Over 60% of JetBlue crew have taken voluntary leave from the airline to prevent furloughs in October. According to the conditions of the CARES Act loans, airlines cannot furlough staff until October 1st at the earliest. If enough staff take voluntary leave or early retirement, JetBlue is hoping it will not have to furlough any staff at all.
CARES act funding saved jobs
JetBlue CEO Robin Hayes has said staff at the airline have been more than willing to take unpaid holidays as well as make use of voluntary leave programs. In an interview with the Washington Post last week, Hayes said,
“We have a number of voluntary programs that crew members have taken. We do have a lot of crew members who wanted to take the summer off.”
Without the funds from the US government’s CARES Act, “the sensible thing to do would have been just to ground the fleet and furlough the vast majority of our people. We’ve never furloughed anyone before, so that would be hard.” However, the $935m federal bailout has been used to fund wages while voluntary leave programs and early retirement offers has driven down the fixed costs at the airline.
The success of voluntary leave programs
Several airlines have also stressed that, thanks to federal funding, they are able to keep staff on the payroll until the fall. However, many have said that unless voluntary leave programs are successful, October 1st may see vast numbers of staff cuts.
For many airlines, offering early retirement packages was crucial for minimizing payroll costs. The CARES Act means staff cannot be furloughed, nor can airlines reduce pay. Several airlines have gotten around this by furloughing temporary staff and claiming they are not full-contact employees, and by reducing the number of hours employees can work. This workaround means employees aren’t having their pay cut or being furloughed, and therefore this is in compliance with the CARES Act conditions.
Is this the whole story?
While Hayes likes to frame the JetBlue time off as a voluntary move, indicative of a solid sense of teamwork, other outlets have taken a different stance. One Mile At A Time goes so far as to say that, actually, the leave was mandated by the airline.
In the article, OMAAT cites an internal memo stating all crew members were being subjected to “implement mandatory unpaid time off.” Further, it says the memo reads,
You will be required to take 24 days of unpaid time off (UTO) between April 20 and September 30, 2020.
To be fair to JetBlue, if these accusations are indeed true, it would not be the only airline undertaking this type of action. Indeed, United Airlines has also mandated 24 days of unpaid leave, while Delta has reduced hours for certain staff.
Whether these UTOs are really voluntary or are actually mandated by the airline is not confirmed. Either way, it’s certainly better than facing up to mass layoffs come October.
The airline previously stated it was using $10 million of its savings every day to try to stay afloat.
Getting back to normal
Despite hoping to avoid furloughing staff, Hayes confirmed that he does not expect the industry to recover quickly.
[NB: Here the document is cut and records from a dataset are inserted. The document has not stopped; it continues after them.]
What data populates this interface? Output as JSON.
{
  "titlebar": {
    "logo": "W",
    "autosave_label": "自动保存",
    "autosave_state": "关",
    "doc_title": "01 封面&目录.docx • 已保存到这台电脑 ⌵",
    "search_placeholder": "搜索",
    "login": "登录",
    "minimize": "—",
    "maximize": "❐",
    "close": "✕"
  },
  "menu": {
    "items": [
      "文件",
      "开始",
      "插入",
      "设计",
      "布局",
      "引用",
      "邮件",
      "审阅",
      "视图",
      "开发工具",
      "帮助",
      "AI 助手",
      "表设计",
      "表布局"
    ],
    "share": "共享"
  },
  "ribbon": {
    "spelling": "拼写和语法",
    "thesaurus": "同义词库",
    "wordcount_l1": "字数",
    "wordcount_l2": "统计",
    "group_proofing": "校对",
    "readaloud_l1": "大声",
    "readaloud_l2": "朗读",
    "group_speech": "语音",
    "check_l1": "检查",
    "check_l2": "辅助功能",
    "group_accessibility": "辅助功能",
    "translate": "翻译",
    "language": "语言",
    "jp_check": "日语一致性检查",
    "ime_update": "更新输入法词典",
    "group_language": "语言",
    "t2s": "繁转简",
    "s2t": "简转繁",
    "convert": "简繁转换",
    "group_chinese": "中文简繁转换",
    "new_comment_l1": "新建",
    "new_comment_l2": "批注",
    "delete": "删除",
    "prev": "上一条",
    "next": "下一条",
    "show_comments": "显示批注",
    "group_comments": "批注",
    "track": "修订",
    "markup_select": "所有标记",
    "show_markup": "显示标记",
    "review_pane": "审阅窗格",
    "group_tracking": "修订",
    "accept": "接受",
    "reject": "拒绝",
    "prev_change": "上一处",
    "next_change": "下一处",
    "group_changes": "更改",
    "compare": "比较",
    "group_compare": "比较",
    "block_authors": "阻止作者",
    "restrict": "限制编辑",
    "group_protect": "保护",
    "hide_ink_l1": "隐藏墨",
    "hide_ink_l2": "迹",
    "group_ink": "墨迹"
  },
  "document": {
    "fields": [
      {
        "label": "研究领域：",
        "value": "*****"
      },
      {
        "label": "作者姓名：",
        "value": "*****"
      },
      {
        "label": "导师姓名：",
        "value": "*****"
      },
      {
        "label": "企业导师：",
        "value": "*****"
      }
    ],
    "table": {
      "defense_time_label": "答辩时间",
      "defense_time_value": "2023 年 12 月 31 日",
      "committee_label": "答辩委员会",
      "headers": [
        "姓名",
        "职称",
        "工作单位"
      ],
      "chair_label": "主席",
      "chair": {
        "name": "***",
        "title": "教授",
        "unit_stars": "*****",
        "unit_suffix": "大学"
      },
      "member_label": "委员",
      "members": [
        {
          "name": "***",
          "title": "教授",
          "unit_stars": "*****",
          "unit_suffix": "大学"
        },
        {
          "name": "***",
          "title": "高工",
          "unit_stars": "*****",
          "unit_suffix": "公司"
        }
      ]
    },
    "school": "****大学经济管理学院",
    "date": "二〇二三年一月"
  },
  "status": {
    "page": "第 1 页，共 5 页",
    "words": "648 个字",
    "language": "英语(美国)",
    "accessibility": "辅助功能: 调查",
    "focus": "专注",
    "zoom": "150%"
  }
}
Therefore, JetBlue will “be a smaller airline then than we would want to be”. Hayes also confirmed that furloughs are still an option but implied they are the last resort.
As well as operating a smaller network and fewer planes, JetBlue is preparing to operate flights without maximin capacity. Hayes said he expects flights to include social distancing for some time. The effect of this means flights operating half empty, which cuts into profits.
In these circumstances, it’s difficult to think that JetBlue, and other airlines, will be able to avoid furloughing staff. Even with staff pulling together and taking time off, we may still see some cuts come the fall.
What do you think? Will JetBlue manage to avoid furloughing staff? Let us know what you think.